Huynh Kim Tuoc, managing director of the Saigon Innovation Hub's (SiHub) Start-up Support Centre under the HCM City Department of Science and Technology, speaks at the event. (Photo: VNA)
Tuoc said that at a recent workshop in Ho Chi Minh City on promoting the establishment of technology transfer offices (TTOs) in universities, which was co-organised by SiHub, Australia's University of Technology Sydney (UTS) and Singapore's leading incubator fund Expara.
The workshop attracted a large number of domestic and foreign experts, and representatives of universities in the southern provinces and cities to exchange, discuss and assess the current situation, advantages, difficulties and challenges as well as propose effective models and solutions that bring practical benefits from the establishment of technology transfer offices at universities.
Over the past 50 years, Vietnam has focused its resources on training and research, but has not developed commercialisation of research and inventions.
SiHub now has about 300,000 technology research projects at universities nationwide and a network of 100,000 technology firms based around the world, Tuoc said.
“The commercialisation of the universities’ inventions and products in the country is expected to be developed in the future”, he said.
The centre focuses on promoting the development of existing potential in technology development at universities, he said.
It is choosing universities to consult, build processes and organise apparatus to establish technology transfer in order to commercialise research and invention that bring economic value.

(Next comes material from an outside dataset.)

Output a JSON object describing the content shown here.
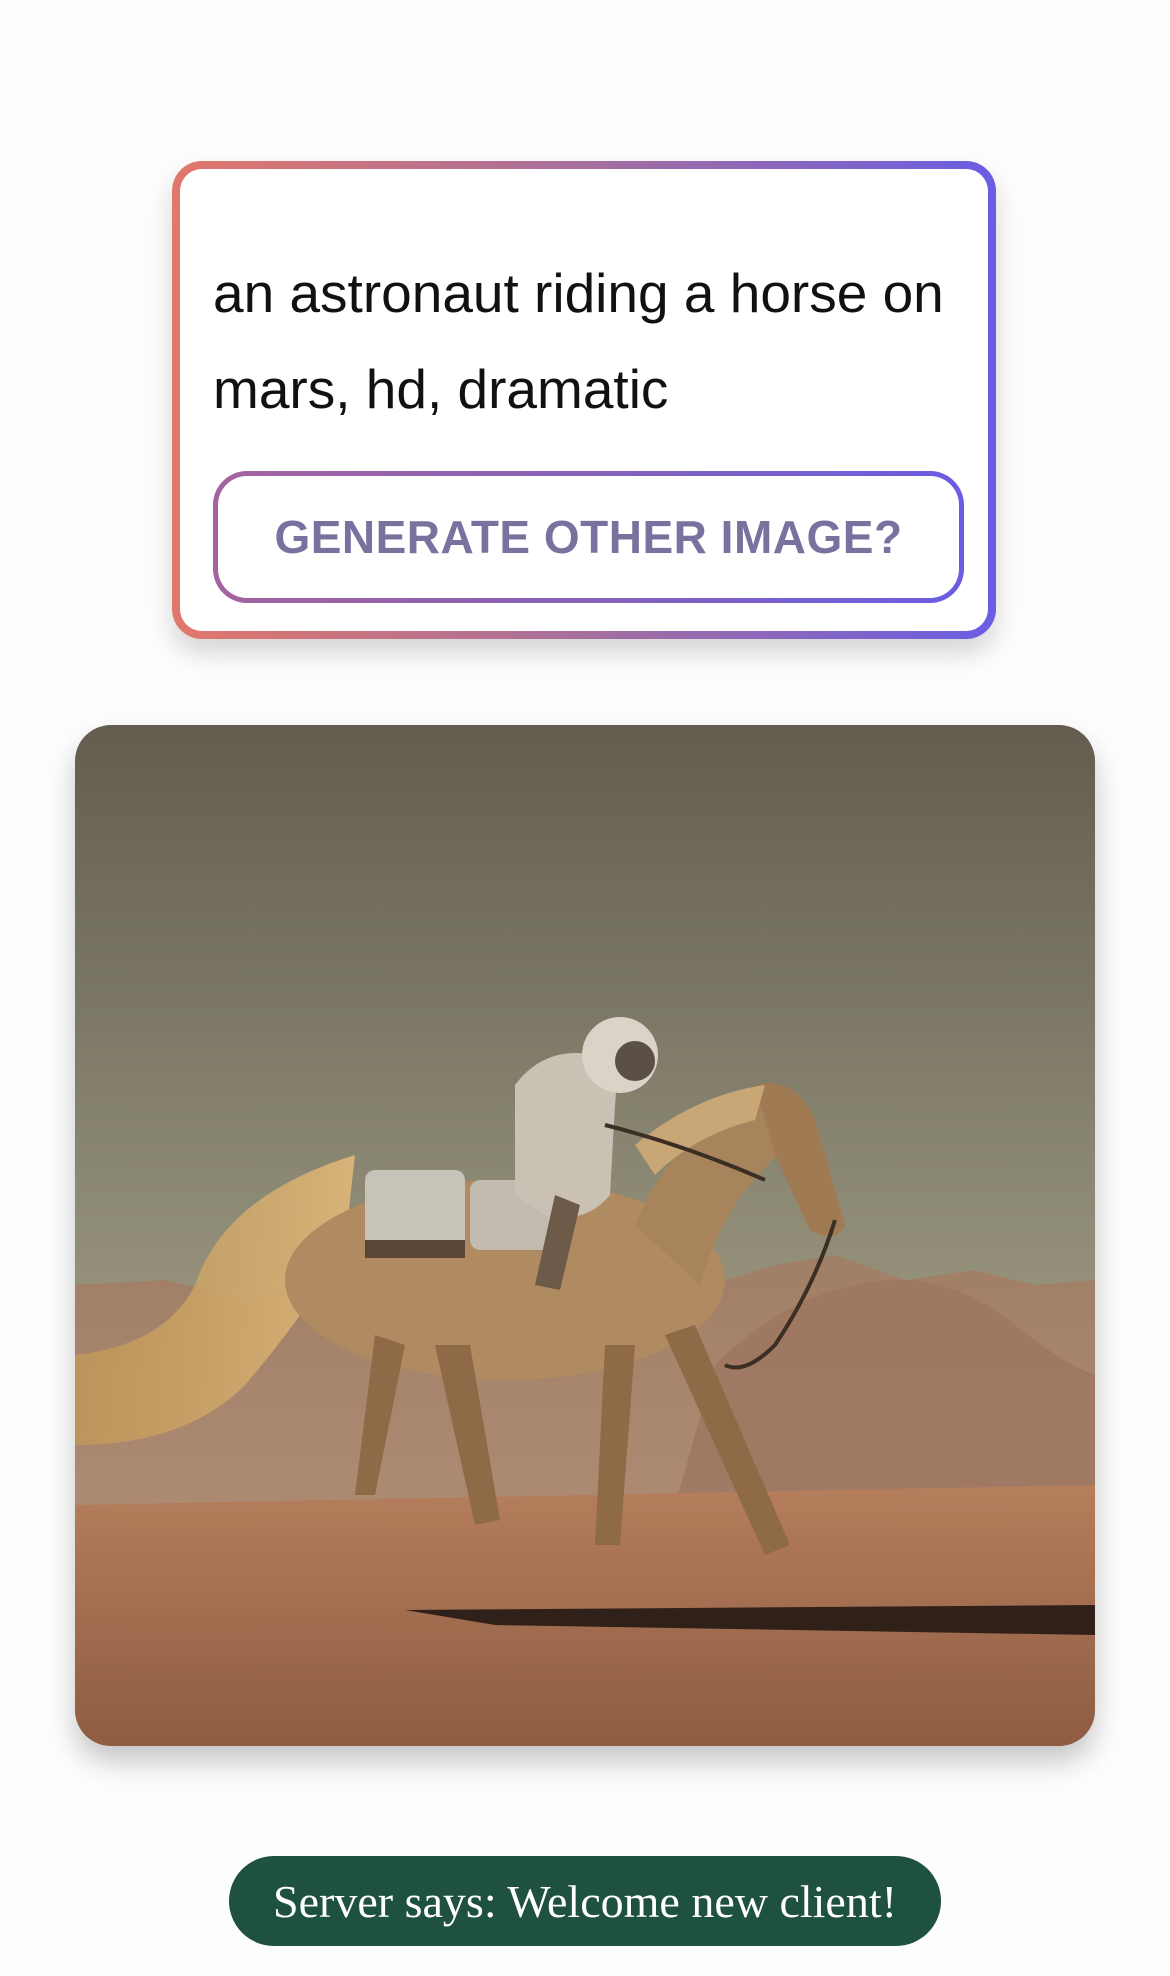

Douglas Abrams, founder and CEO of Expara, said Vietnam has great potential for high quality human resources and entrepreneurial spirit that can make significant contributions to the country's technology development.
Intellectual assets from universities and research institutes are the foundation to support start-ups, he said.
“The role of universities is to connect potential ideas, build strong teams, and interact with businesses to successfully conduct commercialisation,” he said.
Nguyen Diep from UTS said the university’s technology transfer model is being deployed to many partners.
“The number of inventions of universities in Vietnam is still very low compared to universities in Thailand and Singapore, but they have a lot of potential,” he said.
Experts pointed out many challenges of technology transfer and commercialisation such as the science and technology ecosystem does not have a clear orientation, with low connectivity and interaction.
They agreed that local universities need to be more active in participating in technology transfer activities, promote both quantity and quality of inventions, and build a technology transfer ecosystem with the participation of businesses.
It also needs to enhance the legal framework, develop technical and financial infrastructure, and promote creativity and innovation capacity, capacity in management and investment in universities, they said.
Many successful models of commercialising university research were introduced at the workshop, such as TTO of TNG Holdings Vietnam and the Saigon High-Tech Park's High-tech Business Incubation Centre.
On this occasion, SiHub, UTS, Expara and universities in the southern region signed cooperation agreements to promote technology transfer activities in the following years./.